Asked whether NSAIDs should be avoided altogether in patients who have had an MI, Bhatt said that is not a practical option. “If one is just looking at risk, that would be good advice, but the reality is that for some patients who have bad pains, in particular arthritis, some just don’t find relief from anything else. So I think it would just be unrealistic advice to say, ‘You can’t use an NSAID,’ especially since it’s over the counter and there’s really no way to stop it.”
That said, it’s best to try other ways of treating pain before opting for an NSAID, Bhatt advised, offering a basic algorithm.

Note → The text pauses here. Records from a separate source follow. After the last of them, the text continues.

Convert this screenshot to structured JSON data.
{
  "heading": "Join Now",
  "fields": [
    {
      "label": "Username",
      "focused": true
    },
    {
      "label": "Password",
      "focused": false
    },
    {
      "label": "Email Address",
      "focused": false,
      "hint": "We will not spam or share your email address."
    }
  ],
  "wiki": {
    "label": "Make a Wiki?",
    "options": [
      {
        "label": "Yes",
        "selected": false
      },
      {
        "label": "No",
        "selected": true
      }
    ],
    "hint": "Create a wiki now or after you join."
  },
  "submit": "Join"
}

In a patient with osteoarthritis, for example, doctors can try physical therapy or topical creams to combat pain. If medication is required, acetaminophen might be a safer option than NSAIDs. “And in those patients who have to take NSAIDs because there’s nothing else that works for their particular type of pain, try to limit the dose and the quantity and the duration of NSAID use,” he said.

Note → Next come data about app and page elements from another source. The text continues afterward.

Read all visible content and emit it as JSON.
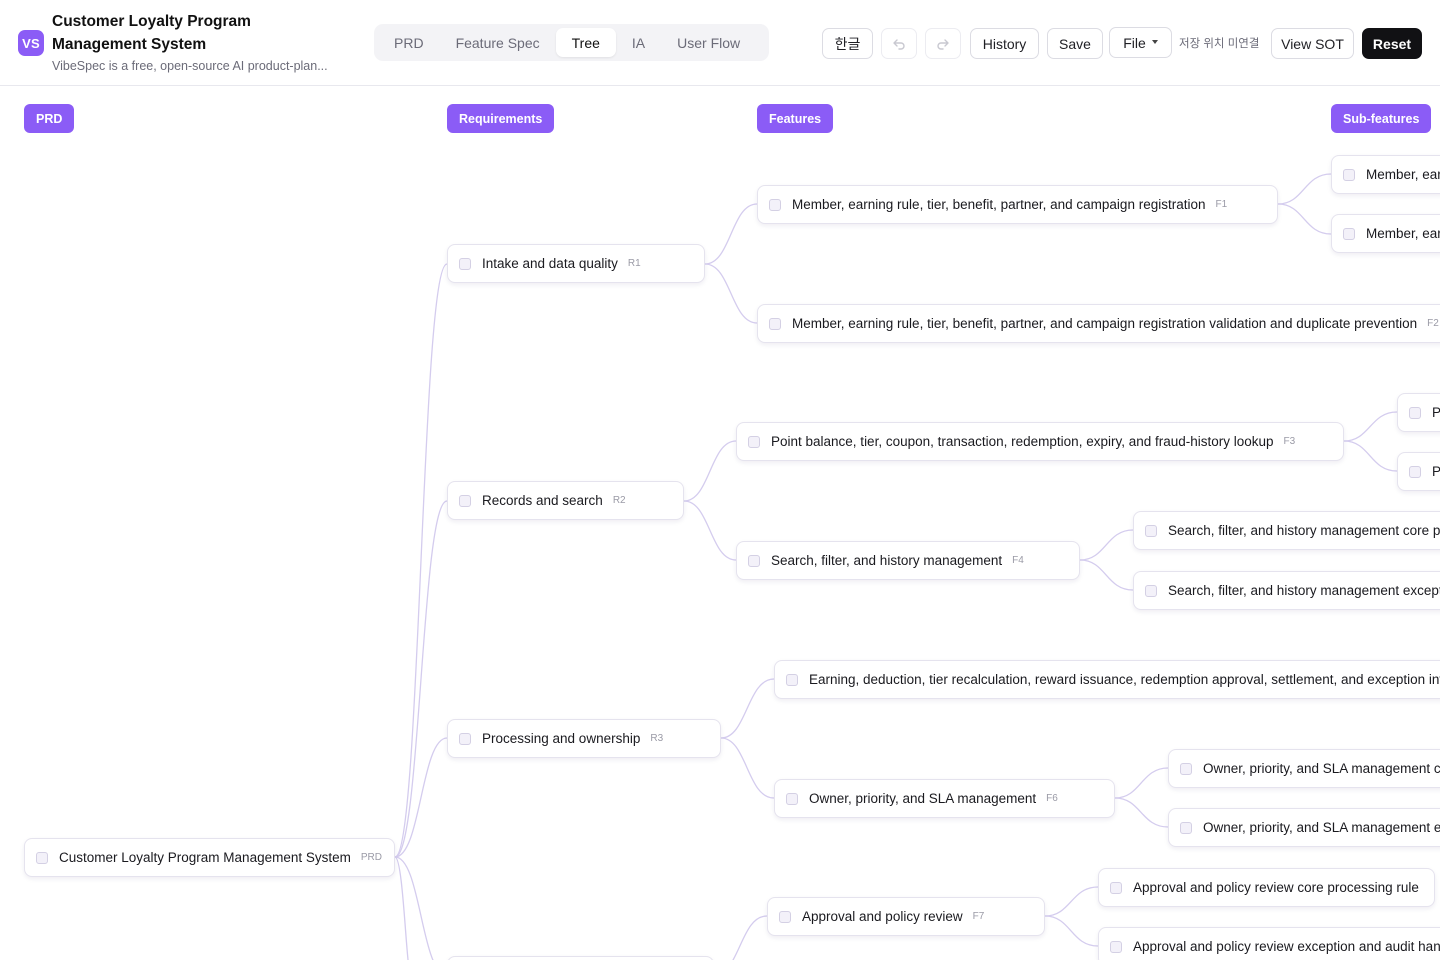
{
  "app": {
    "logo_text": "VS",
    "title": "Customer Loyalty Program Management System",
    "subtitle": "VibeSpec is a free, open-source AI product-plan..."
  },
  "tabs": [
    {
      "label": "PRD",
      "active": false
    },
    {
      "label": "Feature Spec",
      "active": false
    },
    {
      "label": "Tree",
      "active": true
    },
    {
      "label": "IA",
      "active": false
    },
    {
      "label": "User Flow",
      "active": false
    }
  ],
  "toolbar": {
    "language_label": "한글",
    "undo_icon": "undo-icon",
    "redo_icon": "redo-icon",
    "history_label": "History",
    "save_label": "Save",
    "file_label": "File",
    "save_location_status": "저장 위치 미연결",
    "view_sot_label": "View SOT",
    "reset_label": "Reset"
  },
  "columns": {
    "prd": "PRD",
    "requirements": "Requirements",
    "features": "Features",
    "subfeatures": "Sub-features"
  },
  "colors": {
    "accent": "#8b5cf6",
    "edge": "#d4ccee",
    "reset_bg": "#111114"
  },
  "tree": {
    "root": {
      "label": "Customer Loyalty Program Management System",
      "id": "PRD"
    },
    "requirements": [
      {
        "label": "Intake and data quality",
        "id": "R1"
      },
      {
        "label": "Records and search",
        "id": "R2"
      },
      {
        "label": "Processing and ownership",
        "id": "R3"
      }
    ],
    "features": [
      {
        "label": "Member, earning rule, tier, benefit, partner, and campaign registration",
        "id": "F1"
      },
      {
        "label": "Member, earning rule, tier, benefit, partner, and campaign registration validation and duplicate prevention",
        "id": "F2"
      },
      {
        "label": "Point balance, tier, coupon, transaction, redemption, expiry, and fraud-history lookup",
        "id": "F3"
      },
      {
        "label": "Search, filter, and history management",
        "id": "F4"
      },
      {
        "label": "Earning, deduction, tier recalculation, reward issuance, redemption approval, settlement, and exception investigation",
        "id": "F5"
      },
      {
        "label": "Owner, priority, and SLA management",
        "id": "F6"
      },
      {
        "label": "Approval and policy review",
        "id": "F7"
      }
    ],
    "subfeatures": [
      {
        "label": "Member, earning rule, tier, benefit, partner, and campaign registration core processing rule"
      },
      {
        "label": "Member, earning rule, tier, benefit, partner, and campaign registration exception and audit handling"
      },
      {
        "label": "Point balance, tier, coupon, transaction, redemption, expiry, and fraud-history lookup core processing rule"
      },
      {
        "label": "Point balance, tier, coupon, transaction, redemption, expiry, and fraud-history lookup exception and audit handling"
      },
      {
        "label": "Search, filter, and history management core processing rule"
      },
      {
        "label": "Search, filter, and history management exception and audit handling"
      },
      {
        "label": "Owner, priority, and SLA management core processing rule"
      },
      {
        "label": "Owner, priority, and SLA management exception and audit handling"
      },
      {
        "label": "Approval and policy review core processing rule"
      },
      {
        "label": "Approval and policy review exception and audit handling"
      }
    ]
  }
}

As for selecting among the NSAIDs when one is required, Bhatt said that’s a tricky question, with conflicting results coming from observational studies over the years. “I don’t know that I would necessarily say that this study really points us in one direction or another in terms of which NSAID is safer to use,” he commented. “That remains a very controversial area.”
In an accompanying editorial Juan Badimon, PhD, and Carlos Santos-Gallego, MD (both Icahn School of Medicine at Mount Sinai, New York, NY), say that despite some limitations, “this important study confirms that NSAID use post-MI significantly increased cardiovascular and bleeding risks, expands this fact to the Asian population, and provides information guiding treatment decisions.”
They appear to accept that celecoxib and meloxicam are safer options on the basis of these data, saying “they may deserve a more central place in the anti-inflammatory armamentarium.”
As Badimon and Santos-Gallego conclude: “There is no free lunch in medicine, so if NSAID therapy in patients post-MI is inevitable, we have to understand which price we are paying for pain relief.”
Kang DO, An H, Park GU, et al. Cardiovascular and bleeding risks associated with nonsteroidal anti-inflammatory drugs after myocardial infarction. J Am Coll Cardiol. 2020;76:518-529.
Badimon JJ, Santos-Gallego CG. Is increased cardiovascular and bleeding risk the price for pain relief? No free lunch. J Am Coll Cardiol. 2020;76:530-532.
- An, Badimon, Choi, Kang, and Santos-Gallego report no relevant conflicts of interest.
- Bhatt reports receiving research funding or unfunded research support from Abbott, Amarin, Amgen, AstraZeneca, Bayer, Boehringer Ingelheim, Bristol-Myers Squibb, Chiesi, Eisai, Ethicon, Forest Laboratories, Idorsia, Ironwood, Ischemix, Lilly, Medtronic, PhaseBio, Pfizer, Regeneron, Roche, Sanofi, Synaptic, The Medicines Company, FlowCo, Merck, Novo Nordisk, PLx Pharma, and Takeda; being a site co-investigator for Biotronik, Boston Scientific, St. Jude Medical, and Svelte; being a trustee for ACC; serving as an advisory board member, director, or chair for Cardax, Elsevier Practice Update Cardiology, Medscape Cardiology, Regado Biosciences; the Boston VA Research Institute, the Society of Cardiovascular Patient Care, TobeSoft; the American Heart Association Quality Oversight Committee; serving on a range of data safety monitoring committees; receiving honoraria for editorial or committee activities for a range of publications and organizations; and receiving royalties from Elsevier.